## RECORDS FOR THE TASK

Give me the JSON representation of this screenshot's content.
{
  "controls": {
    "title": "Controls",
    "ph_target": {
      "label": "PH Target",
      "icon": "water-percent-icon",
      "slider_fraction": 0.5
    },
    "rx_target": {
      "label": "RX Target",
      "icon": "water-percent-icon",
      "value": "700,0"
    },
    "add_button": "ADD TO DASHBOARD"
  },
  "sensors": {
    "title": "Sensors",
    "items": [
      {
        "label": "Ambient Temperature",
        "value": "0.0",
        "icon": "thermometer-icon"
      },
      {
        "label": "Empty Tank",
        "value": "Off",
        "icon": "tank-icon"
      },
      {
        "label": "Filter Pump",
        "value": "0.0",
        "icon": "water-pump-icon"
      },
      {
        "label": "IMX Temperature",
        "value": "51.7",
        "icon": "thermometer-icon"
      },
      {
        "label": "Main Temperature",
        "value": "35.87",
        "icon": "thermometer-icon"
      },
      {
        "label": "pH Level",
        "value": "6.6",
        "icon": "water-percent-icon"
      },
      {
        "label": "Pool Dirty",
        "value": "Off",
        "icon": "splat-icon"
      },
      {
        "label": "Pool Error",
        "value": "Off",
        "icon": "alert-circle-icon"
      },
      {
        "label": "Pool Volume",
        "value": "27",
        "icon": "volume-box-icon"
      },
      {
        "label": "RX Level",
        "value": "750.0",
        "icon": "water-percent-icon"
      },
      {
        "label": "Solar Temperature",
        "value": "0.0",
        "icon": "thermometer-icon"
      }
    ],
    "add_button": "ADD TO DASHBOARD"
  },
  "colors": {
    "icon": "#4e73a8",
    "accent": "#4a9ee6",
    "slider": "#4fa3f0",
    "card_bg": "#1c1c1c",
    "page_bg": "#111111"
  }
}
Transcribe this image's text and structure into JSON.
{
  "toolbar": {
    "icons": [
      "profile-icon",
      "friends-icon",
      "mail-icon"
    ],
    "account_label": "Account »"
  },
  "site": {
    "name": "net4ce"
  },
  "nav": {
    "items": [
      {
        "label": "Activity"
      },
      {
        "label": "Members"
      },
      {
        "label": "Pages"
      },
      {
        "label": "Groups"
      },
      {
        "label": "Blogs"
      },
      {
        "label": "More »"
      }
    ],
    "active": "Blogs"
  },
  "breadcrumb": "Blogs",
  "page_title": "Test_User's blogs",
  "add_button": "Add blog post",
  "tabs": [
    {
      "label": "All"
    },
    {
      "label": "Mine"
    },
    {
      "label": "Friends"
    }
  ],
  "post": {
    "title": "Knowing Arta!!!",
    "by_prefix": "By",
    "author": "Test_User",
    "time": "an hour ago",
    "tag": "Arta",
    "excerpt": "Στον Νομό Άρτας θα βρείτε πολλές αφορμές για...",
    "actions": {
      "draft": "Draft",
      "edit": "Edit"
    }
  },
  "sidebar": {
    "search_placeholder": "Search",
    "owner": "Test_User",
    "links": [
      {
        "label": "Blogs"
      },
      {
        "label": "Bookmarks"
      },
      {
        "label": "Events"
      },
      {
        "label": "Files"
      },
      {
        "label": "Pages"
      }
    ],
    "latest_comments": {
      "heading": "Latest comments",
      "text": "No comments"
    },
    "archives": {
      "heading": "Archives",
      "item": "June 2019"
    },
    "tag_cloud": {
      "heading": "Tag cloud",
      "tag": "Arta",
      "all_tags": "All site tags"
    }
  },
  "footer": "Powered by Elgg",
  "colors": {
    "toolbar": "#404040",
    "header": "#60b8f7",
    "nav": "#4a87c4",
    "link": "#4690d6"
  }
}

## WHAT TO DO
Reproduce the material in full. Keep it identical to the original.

## SOLUTION FOR THIS EXERCISE
Give me the JSON representation of this screenshot's content.
{
  "controls": {
    "title": "Controls",
    "ph_target": {
      "label": "PH Target",
      "icon": "water-percent-icon",
      "slider_fraction": 0.5
    },
    "rx_target": {
      "label": "RX Target",
      "icon": "water-percent-icon",
      "value": "700,0"
    },
    "add_button": "ADD TO DASHBOARD"
  },
  "sensors": {
    "title": "Sensors",
    "items": [
      {
        "label": "Ambient Temperature",
        "value": "0.0",
        "icon": "thermometer-icon"
      },
      {
        "label": "Empty Tank",
        "value": "Off",
        "icon": "tank-icon"
      },
      {
        "label": "Filter Pump",
        "value": "0.0",
        "icon": "water-pump-icon"
      },
      {
        "label": "IMX Temperature",
        "value": "51.7",
        "icon": "thermometer-icon"
      },
      {
        "label": "Main Temperature",
        "value": "35.87",
        "icon": "thermometer-icon"
      },
      {
        "label": "pH Level",
        "value": "6.6",
        "icon": "water-percent-icon"
      },
      {
        "label": "Pool Dirty",
        "value": "Off",
        "icon": "splat-icon"
      },
      {
        "label": "Pool Error",
        "value": "Off",
        "icon": "alert-circle-icon"
      },
      {
        "label": "Pool Volume",
        "value": "27",
        "icon": "volume-box-icon"
      },
      {
        "label": "RX Level",
        "value": "750.0",
        "icon": "water-percent-icon"
      },
      {
        "label": "Solar Temperature",
        "value": "0.0",
        "icon": "thermometer-icon"
      }
    ],
    "add_button": "ADD TO DASHBOARD"
  },
  "colors": {
    "icon": "#4e73a8",
    "accent": "#4a9ee6",
    "slider": "#4fa3f0",
    "card_bg": "#1c1c1c",
    "page_bg": "#111111"
  }
}
Transcribe this image's text and structure into JSON.
{
  "toolbar": {
    "icons": [
      "profile-icon",
      "friends-icon",
      "mail-icon"
    ],
    "account_label": "Account »"
  },
  "site": {
    "name": "net4ce"
  },
  "nav": {
    "items": [
      {
        "label": "Activity"
      },
      {
        "label": "Members"
      },
      {
        "label": "Pages"
      },
      {
        "label": "Groups"
      },
      {
        "label": "Blogs"
      },
      {
        "label": "More »"
      }
    ],
    "active": "Blogs"
  },
  "breadcrumb": "Blogs",
  "page_title": "Test_User's blogs",
  "add_button": "Add blog post",
  "tabs": [
    {
      "label": "All"
    },
    {
      "label": "Mine"
    },
    {
      "label": "Friends"
    }
  ],
  "post": {
    "title": "Knowing Arta!!!",
    "by_prefix": "By",
    "author": "Test_User",
    "time": "an hour ago",
    "tag": "Arta",
    "excerpt": "Στον Νομό Άρτας θα βρείτε πολλές αφορμές για...",
    "actions": {
      "draft": "Draft",
      "edit": "Edit"
    }
  },
  "sidebar": {
    "search_placeholder": "Search",
    "owner": "Test_User",
    "links": [
      {
        "label": "Blogs"
      },
      {
        "label": "Bookmarks"
      },
      {
        "label": "Events"
      },
      {
        "label": "Files"
      },
      {
        "label": "Pages"
      }
    ],
    "latest_comments": {
      "heading": "Latest comments",
      "text": "No comments"
    },
    "archives": {
      "heading": "Archives",
      "item": "June 2019"
    },
    "tag_cloud": {
      "heading": "Tag cloud",
      "tag": "Arta",
      "all_tags": "All site tags"
    }
  },
  "footer": "Powered by Elgg",
  "colors": {
    "toolbar": "#404040",
    "header": "#60b8f7",
    "nav": "#4a87c4",
    "link": "#4690d6"
  }
}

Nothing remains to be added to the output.